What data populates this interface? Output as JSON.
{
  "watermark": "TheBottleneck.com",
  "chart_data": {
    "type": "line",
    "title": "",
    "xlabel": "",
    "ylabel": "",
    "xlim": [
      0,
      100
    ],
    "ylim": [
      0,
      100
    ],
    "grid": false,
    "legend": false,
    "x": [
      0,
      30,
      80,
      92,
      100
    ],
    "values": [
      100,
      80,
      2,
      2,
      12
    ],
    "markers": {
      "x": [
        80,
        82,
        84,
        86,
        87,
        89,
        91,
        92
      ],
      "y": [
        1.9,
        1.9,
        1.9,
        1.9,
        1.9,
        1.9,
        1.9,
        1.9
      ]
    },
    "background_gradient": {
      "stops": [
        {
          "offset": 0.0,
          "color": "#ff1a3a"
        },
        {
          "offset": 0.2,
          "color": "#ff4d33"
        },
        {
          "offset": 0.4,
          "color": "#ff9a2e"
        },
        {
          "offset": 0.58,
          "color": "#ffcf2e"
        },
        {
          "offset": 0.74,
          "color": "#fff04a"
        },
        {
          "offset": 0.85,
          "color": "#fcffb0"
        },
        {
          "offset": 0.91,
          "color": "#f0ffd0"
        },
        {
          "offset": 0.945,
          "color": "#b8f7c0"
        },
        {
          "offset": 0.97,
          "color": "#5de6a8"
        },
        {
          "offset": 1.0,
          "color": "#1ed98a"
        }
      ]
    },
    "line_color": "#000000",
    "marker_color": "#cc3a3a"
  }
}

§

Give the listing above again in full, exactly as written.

_WRITTEN SOLUTION_:
What data populates this interface? Output as JSON.
{
  "watermark": "TheBottleneck.com",
  "chart_data": {
    "type": "line",
    "title": "",
    "xlabel": "",
    "ylabel": "",
    "xlim": [
      0,
      100
    ],
    "ylim": [
      0,
      100
    ],
    "grid": false,
    "legend": false,
    "x": [
      0,
      30,
      80,
      92,
      100
    ],
    "values": [
      100,
      80,
      2,
      2,
      12
    ],
    "markers": {
      "x": [
        80,
        82,
        84,
        86,
        87,
        89,
        91,
        92
      ],
      "y": [
        1.9,
        1.9,
        1.9,
        1.9,
        1.9,
        1.9,
        1.9,
        1.9
      ]
    },
    "background_gradient": {
      "stops": [
        {
          "offset": 0.0,
          "color": "#ff1a3a"
        },
        {
          "offset": 0.2,
          "color": "#ff4d33"
        },
        {
          "offset": 0.4,
          "color": "#ff9a2e"
        },
        {
          "offset": 0.58,
          "color": "#ffcf2e"
        },
        {
          "offset": 0.74,
          "color": "#fff04a"
        },
        {
          "offset": 0.85,
          "color": "#fcffb0"
        },
        {
          "offset": 0.91,
          "color": "#f0ffd0"
        },
        {
          "offset": 0.945,
          "color": "#b8f7c0"
        },
        {
          "offset": 0.97,
          "color": "#5de6a8"
        },
        {
          "offset": 1.0,
          "color": "#1ed98a"
        }
      ]
    },
    "line_color": "#000000",
    "marker_color": "#cc3a3a"
  }
}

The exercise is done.